Check It Out: DC EnvironMentors

Guess what I got to do today?? I got to interview Jackie Krisch, the Director of DC EnvironMentors!! Plus, Jackie is a 2008 graduate of American University, where I am currently a Washington Semester student. Here’s a recap of my interview with her, with information on why (and how) students should get involved at EnvironMentors.

So, What is EnvironMentors?

EnvironMentors is a national college access program that helps prepare high school students for college-level environmental science work. Students are paired with mentors who are college students, educators, or science and environmental professionals. The high school students work with their mentors on a research project, with the top projects receiving college scholarships. Students gain the skills to not only get into college, but also to succeed in college. For this reason, the program focuses on improving college-level writing skills and teaching students to design their own experiments that include databases, academic journal articles, and expert interviews. Nearly 2,500 DC high students have participated in EnvironMentors, with 96% of these students graduating from high school and 92% accepted to college. For more information, you should check out their website:

How can a busy college student get involved?

-Become a Mentor: (3 times per month, 1-2 hour meeting) Being a mentor is an amazing opportunity to really impact a high school student’s life. Mentors come from a variety of places, so the experience is also a great networking opportunity for college students who are looking to find jobs after college. The mentors and students meet in a group, so volunteers get to meet other college students, educators, and professionals who are also passionate about education and the environment.

-Experimental Design Workshops: (2 hours) Students who are interested in getting involved, but don’t have time to commit to being a mentor should contact EnvironMentors about participating in an Experimental Design Workshop. This opportunity would be great for a Biology major, because college students at the workshops help the high school students brainstorm how to do their experiments.

-Reviewing Students’ Work: (2 hours per meeting, 4 meetings) The experiments and written assignments are judged for the scholarship component of the program, so there are opportunities to get involved in the review process of the students’ work.

-University Library Visits: EnvironMentors works with universities in DC to bring their students to university libraries. College students could work with EnvironMentors to set up these visits and help the high school students learn how to use the library for their research projects.

-Career Advisor: (2 hours at the Environmental Career Workshop) Share your story of your college journey with students in order to broaden their understanding of an environmental career.

If you are thinking about jobs after college…
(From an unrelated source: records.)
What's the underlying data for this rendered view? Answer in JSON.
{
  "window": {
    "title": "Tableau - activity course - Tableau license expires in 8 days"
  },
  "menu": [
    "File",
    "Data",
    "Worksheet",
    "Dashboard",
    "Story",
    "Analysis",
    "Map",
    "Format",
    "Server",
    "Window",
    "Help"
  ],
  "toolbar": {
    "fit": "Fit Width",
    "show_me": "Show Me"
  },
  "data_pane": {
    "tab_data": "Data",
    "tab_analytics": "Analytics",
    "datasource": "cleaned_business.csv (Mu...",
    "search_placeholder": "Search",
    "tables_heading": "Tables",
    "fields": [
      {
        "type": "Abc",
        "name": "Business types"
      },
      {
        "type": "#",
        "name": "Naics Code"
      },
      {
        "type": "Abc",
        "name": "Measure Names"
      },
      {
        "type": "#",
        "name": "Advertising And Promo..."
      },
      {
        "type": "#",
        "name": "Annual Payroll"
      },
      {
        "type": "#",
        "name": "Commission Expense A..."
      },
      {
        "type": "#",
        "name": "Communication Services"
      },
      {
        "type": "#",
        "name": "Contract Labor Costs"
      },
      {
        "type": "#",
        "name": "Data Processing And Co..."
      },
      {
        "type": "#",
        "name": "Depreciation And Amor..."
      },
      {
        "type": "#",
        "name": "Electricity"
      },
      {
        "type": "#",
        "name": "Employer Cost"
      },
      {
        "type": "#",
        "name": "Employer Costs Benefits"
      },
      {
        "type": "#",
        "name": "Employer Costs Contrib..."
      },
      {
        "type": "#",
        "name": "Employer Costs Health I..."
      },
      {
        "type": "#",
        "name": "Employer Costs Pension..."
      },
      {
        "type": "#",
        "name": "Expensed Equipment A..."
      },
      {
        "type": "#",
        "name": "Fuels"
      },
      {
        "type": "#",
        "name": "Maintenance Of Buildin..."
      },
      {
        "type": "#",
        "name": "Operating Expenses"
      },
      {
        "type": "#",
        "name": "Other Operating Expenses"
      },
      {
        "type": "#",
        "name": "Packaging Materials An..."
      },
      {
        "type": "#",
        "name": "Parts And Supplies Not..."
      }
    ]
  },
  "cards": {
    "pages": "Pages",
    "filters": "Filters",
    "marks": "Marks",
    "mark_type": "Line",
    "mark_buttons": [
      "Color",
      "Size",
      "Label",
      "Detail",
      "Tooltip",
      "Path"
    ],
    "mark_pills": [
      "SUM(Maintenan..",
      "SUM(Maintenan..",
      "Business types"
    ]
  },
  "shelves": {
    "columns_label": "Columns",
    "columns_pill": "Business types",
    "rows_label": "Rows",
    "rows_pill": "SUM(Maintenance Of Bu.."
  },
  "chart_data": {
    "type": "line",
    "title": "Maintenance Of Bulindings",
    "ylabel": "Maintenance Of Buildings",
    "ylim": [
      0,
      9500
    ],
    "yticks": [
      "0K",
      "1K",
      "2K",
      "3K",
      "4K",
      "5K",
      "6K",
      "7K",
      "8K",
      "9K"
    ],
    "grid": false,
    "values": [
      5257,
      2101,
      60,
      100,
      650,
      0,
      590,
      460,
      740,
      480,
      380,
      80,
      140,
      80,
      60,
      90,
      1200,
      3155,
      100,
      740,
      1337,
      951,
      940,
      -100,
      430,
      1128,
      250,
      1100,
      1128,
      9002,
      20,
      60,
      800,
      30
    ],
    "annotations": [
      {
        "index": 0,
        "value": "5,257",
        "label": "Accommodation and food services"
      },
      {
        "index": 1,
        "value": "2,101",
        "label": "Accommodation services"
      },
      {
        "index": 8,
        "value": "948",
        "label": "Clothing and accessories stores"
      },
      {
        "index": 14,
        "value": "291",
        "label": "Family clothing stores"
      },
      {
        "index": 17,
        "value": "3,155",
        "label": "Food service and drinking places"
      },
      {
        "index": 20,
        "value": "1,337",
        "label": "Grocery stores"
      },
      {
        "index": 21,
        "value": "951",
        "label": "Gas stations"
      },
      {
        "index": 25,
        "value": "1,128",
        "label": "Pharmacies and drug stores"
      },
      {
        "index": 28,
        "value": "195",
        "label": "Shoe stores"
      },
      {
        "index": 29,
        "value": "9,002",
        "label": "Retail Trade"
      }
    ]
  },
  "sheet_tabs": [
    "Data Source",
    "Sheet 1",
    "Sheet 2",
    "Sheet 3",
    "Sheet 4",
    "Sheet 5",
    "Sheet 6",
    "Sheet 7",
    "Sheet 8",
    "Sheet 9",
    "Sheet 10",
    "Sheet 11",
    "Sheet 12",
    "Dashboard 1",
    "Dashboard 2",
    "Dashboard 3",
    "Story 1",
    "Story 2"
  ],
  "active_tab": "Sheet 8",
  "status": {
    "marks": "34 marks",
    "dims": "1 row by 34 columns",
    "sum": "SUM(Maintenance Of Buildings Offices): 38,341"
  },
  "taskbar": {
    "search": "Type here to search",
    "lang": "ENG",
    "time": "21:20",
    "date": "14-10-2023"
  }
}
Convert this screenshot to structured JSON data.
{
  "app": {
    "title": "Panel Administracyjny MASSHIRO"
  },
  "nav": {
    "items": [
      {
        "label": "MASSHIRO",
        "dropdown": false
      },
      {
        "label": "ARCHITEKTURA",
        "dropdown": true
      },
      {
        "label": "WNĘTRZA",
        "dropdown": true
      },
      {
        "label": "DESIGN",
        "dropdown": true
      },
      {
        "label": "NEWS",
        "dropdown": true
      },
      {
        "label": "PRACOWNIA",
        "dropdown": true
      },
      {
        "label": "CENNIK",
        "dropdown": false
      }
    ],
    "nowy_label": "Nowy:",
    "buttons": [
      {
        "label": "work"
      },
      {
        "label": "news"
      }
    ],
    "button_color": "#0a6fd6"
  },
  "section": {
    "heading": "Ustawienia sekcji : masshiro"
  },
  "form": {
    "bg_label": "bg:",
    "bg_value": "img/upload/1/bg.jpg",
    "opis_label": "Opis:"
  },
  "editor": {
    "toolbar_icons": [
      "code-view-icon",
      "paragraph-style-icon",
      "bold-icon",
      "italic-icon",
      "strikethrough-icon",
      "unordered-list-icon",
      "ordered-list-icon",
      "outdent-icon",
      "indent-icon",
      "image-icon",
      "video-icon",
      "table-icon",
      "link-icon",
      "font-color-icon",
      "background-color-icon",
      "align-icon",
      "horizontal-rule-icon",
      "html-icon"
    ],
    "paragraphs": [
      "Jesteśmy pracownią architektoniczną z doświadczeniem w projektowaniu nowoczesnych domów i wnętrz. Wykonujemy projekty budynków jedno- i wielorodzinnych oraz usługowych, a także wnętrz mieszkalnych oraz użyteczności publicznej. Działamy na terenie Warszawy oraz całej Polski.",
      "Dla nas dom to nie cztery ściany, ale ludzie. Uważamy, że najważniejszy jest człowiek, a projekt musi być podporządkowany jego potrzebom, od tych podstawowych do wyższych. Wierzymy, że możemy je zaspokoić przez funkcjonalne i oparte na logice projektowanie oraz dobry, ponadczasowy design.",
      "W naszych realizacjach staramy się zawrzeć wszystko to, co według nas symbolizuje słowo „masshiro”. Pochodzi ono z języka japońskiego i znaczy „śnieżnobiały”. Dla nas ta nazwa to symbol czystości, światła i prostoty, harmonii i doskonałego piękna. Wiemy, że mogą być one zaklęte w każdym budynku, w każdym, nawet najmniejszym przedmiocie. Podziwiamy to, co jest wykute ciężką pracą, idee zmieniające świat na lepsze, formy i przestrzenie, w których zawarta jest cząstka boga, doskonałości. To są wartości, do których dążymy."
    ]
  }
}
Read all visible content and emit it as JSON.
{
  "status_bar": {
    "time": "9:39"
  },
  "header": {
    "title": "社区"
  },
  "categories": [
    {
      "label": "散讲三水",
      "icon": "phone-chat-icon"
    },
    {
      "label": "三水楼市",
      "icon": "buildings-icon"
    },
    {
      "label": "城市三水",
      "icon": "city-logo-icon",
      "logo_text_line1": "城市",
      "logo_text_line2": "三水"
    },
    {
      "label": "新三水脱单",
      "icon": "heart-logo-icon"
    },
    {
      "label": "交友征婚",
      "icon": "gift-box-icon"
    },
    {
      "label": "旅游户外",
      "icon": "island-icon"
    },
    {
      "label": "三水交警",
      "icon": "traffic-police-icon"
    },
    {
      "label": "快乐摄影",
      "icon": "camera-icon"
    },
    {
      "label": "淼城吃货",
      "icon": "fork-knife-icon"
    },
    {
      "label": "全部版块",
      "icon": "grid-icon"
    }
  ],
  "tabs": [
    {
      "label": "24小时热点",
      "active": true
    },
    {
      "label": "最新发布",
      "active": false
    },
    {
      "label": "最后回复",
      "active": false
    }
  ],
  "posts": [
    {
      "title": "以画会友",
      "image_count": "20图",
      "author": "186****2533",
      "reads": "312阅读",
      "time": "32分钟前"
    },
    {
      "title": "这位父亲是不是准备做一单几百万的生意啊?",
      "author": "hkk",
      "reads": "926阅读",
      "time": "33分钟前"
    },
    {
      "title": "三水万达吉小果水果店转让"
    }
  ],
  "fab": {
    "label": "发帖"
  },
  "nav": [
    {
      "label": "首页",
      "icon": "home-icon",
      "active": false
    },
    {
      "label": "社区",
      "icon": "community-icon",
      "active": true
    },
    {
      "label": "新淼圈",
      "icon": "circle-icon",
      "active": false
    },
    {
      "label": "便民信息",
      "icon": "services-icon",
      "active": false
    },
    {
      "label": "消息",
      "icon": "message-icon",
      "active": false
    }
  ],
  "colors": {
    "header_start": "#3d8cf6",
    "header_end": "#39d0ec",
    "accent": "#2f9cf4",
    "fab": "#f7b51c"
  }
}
I know that after college I hope to be involved in an environmental organization, so I asked Jackie to describe what it is like working for EnvironMentors. She said that working at a small non-profit is a great job for someone who considers himself or herself a “jack of all trades.” Their staff is only fifteen people, but within this group is a wide range of skill sets. It sounds like a really fun place to work and take on a lot of responsibility.

So, that’s the recap of my exciting first interview of this project! I had a lot of fun speaking to Jackie about EnvironMentors, and I will continue to keep you posted on ways to get involved with this and other environmental organizations in DC.


Leave a Reply

Fill in your details below or click an icon to log in: Logo

You are commenting using your account. Log Out /  Change )

Google+ photo

You are commenting using your Google+ account. Log Out /  Change )

Twitter picture

You are commenting using your Twitter account. Log Out /  Change )

Facebook photo

You are commenting using your Facebook account. Log Out /  Change )


Connecting to %s